PROVIDED MATERIAL:
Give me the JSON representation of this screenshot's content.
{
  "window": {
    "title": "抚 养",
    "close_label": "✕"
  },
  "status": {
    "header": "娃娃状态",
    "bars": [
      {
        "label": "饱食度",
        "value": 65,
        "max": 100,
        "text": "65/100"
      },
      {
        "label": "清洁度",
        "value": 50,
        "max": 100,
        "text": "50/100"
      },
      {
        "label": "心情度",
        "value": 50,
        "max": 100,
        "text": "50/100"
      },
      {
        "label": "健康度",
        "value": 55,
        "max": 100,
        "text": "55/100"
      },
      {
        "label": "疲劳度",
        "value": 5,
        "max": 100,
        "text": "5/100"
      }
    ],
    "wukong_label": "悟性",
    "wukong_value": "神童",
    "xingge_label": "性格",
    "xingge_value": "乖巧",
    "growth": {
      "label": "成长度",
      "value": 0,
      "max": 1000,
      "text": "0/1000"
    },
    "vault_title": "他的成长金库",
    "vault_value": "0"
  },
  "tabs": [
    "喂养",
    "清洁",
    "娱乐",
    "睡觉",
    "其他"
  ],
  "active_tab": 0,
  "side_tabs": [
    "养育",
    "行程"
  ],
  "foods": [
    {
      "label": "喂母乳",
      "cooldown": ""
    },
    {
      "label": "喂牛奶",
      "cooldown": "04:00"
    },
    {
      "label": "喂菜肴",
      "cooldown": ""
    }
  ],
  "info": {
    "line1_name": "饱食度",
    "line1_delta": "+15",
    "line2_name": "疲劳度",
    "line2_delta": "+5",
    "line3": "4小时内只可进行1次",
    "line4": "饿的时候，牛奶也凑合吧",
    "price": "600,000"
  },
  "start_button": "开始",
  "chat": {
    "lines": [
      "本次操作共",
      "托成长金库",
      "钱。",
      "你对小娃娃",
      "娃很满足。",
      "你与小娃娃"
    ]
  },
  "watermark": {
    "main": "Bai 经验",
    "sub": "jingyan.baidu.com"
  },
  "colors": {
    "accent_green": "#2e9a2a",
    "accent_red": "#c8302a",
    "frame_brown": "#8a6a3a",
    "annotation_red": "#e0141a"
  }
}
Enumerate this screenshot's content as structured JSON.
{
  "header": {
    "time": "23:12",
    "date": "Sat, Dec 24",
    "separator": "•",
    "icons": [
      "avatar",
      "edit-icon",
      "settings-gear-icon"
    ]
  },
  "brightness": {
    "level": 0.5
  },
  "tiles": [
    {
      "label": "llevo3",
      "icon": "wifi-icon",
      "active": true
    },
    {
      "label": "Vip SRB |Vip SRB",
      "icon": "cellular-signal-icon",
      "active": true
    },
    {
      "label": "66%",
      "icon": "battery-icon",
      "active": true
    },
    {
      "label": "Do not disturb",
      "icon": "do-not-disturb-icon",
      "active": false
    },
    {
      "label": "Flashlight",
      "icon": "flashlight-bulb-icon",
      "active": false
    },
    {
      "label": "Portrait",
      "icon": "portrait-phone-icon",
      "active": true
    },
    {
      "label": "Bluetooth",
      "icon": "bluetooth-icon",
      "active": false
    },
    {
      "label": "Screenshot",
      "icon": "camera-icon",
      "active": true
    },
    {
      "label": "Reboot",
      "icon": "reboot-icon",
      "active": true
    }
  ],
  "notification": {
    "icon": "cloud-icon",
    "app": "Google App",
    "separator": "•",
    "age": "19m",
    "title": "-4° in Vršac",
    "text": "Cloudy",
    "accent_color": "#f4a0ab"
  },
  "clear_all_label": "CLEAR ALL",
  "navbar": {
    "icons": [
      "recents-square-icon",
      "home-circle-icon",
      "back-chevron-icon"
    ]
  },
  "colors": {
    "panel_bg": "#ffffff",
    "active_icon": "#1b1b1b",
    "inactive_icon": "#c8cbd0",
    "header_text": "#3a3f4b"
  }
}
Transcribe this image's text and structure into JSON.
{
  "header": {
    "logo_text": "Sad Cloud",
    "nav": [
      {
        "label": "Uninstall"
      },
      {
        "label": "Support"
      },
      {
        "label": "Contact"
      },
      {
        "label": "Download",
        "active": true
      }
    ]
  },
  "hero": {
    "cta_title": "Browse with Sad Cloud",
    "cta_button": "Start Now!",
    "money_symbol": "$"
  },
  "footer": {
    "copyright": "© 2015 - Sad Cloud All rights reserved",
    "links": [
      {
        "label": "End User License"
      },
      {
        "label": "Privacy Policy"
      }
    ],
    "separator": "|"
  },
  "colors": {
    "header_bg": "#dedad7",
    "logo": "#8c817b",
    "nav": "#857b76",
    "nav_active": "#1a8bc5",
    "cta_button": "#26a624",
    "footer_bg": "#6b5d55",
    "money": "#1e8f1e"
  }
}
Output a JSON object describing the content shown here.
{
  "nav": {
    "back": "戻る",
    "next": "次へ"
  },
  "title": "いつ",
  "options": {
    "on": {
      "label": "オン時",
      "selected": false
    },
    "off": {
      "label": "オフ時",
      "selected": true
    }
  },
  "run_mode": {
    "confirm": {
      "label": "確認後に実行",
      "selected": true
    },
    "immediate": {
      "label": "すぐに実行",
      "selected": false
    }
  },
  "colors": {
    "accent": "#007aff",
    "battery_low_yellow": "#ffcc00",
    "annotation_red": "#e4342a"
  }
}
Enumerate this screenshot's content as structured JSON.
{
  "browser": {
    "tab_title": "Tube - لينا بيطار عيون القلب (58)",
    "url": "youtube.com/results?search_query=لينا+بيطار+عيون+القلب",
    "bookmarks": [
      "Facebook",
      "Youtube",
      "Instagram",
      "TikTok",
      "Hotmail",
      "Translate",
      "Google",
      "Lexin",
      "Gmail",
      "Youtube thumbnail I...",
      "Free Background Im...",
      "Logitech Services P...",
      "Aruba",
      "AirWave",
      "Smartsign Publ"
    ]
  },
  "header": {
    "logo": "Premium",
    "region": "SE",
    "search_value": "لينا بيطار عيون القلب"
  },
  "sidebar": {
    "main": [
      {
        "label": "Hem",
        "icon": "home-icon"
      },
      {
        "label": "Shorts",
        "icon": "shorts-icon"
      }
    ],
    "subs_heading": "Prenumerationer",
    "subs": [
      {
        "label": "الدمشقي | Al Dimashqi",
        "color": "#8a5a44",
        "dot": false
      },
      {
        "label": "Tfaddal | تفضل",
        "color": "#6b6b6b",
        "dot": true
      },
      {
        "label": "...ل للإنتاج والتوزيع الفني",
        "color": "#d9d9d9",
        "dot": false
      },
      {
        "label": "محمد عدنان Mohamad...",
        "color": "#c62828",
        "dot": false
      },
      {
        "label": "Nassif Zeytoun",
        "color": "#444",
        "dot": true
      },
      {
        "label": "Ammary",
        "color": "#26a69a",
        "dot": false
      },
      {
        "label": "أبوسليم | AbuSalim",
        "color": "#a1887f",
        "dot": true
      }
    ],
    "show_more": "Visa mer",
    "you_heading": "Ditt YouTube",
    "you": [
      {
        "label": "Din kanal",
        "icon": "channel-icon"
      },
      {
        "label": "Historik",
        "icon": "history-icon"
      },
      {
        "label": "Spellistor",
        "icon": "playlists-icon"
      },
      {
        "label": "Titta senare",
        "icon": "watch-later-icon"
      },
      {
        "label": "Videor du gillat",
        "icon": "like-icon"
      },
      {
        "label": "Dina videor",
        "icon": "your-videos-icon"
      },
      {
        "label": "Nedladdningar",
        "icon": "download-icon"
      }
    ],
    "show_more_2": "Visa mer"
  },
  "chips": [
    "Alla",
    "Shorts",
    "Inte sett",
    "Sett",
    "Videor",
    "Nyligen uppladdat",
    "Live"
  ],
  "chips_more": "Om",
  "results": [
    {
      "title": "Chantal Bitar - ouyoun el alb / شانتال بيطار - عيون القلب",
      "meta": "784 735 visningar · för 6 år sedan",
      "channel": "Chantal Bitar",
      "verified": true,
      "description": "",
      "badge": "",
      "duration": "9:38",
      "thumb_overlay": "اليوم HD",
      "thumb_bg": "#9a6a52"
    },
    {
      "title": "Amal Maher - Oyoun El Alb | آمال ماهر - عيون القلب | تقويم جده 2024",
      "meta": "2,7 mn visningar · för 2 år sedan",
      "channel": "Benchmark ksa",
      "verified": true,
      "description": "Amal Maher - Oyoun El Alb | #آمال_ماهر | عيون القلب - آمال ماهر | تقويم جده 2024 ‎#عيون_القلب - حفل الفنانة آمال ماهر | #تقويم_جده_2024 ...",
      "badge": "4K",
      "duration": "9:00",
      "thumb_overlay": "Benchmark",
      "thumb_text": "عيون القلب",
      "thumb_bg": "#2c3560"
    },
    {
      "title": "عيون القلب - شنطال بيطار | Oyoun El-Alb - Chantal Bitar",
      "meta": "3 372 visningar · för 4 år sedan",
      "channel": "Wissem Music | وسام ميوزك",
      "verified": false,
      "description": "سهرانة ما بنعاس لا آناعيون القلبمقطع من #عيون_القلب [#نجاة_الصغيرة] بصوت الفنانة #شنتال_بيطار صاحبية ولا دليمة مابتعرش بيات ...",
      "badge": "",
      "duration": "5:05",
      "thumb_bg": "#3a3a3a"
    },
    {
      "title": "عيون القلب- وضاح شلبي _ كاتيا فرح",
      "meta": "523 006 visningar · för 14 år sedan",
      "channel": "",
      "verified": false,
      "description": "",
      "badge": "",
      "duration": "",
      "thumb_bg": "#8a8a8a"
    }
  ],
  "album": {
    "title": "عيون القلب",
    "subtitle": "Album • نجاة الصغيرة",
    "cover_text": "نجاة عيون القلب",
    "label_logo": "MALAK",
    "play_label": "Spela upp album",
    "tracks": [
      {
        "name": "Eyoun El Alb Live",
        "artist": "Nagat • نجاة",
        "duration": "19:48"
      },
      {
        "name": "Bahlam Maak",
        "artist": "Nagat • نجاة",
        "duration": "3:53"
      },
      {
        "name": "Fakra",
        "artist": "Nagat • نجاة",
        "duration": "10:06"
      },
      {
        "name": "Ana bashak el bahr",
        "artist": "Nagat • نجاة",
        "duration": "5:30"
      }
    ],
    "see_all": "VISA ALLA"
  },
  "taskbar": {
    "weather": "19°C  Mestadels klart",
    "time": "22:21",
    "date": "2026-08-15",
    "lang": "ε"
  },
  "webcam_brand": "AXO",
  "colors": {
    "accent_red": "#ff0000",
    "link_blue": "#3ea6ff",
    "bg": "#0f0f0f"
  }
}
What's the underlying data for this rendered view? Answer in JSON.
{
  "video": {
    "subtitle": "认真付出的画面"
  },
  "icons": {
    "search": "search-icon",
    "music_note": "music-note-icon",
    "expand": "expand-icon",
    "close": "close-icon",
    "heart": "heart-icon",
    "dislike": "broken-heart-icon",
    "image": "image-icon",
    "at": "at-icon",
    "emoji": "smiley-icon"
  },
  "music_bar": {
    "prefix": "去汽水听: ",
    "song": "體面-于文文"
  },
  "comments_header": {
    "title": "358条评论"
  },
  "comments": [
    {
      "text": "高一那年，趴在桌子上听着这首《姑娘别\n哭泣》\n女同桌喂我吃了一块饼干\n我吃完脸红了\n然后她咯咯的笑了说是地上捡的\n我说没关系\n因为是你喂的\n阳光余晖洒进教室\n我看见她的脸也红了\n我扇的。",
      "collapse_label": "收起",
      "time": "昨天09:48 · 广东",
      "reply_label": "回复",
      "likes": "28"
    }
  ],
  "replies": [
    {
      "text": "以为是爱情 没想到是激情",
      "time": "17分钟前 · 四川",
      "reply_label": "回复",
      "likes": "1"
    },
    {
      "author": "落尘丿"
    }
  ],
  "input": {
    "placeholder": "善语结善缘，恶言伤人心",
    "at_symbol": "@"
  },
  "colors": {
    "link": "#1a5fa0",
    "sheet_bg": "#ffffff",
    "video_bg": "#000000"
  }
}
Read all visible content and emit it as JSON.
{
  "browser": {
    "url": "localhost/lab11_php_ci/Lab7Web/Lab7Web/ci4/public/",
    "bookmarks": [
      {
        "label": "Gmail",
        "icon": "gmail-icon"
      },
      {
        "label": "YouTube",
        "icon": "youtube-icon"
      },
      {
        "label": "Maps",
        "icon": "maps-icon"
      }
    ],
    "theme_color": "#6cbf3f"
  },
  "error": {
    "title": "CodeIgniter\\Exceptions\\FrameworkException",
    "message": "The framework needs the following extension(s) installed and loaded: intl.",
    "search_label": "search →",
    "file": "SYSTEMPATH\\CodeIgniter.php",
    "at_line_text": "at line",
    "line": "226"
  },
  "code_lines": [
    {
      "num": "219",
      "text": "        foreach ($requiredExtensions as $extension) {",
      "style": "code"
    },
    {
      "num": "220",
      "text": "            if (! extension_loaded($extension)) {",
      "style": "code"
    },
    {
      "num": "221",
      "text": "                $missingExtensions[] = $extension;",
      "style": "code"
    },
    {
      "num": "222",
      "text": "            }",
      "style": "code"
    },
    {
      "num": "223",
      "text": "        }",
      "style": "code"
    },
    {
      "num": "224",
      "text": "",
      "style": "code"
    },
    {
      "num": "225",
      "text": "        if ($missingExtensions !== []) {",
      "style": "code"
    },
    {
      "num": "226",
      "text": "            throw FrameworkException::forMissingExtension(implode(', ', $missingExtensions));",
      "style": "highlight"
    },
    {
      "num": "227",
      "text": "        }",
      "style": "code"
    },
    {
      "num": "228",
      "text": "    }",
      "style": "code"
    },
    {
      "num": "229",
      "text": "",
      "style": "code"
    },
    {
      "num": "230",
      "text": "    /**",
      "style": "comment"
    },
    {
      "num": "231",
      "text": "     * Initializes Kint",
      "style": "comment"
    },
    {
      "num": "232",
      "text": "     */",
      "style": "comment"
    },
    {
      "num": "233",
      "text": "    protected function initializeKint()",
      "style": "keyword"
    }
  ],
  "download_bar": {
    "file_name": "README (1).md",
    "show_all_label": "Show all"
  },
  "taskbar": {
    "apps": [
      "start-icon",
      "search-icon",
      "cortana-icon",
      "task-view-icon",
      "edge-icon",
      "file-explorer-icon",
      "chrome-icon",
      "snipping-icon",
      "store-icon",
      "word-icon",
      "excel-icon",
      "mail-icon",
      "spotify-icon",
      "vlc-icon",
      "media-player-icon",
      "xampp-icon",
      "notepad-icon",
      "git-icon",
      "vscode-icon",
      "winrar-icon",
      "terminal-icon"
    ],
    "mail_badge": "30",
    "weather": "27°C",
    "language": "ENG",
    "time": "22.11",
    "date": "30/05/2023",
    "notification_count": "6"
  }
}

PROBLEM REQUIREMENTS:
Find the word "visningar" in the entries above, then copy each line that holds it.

TASK RESULT:
      "meta": "784 735 visningar · för 6 år sedan",
      "meta": "2,7 mn visningar · för 2 år sedan",
      "meta": "3 372 visningar · för 4 år sedan",
      "meta": "523 006 visningar · för 14 år sedan",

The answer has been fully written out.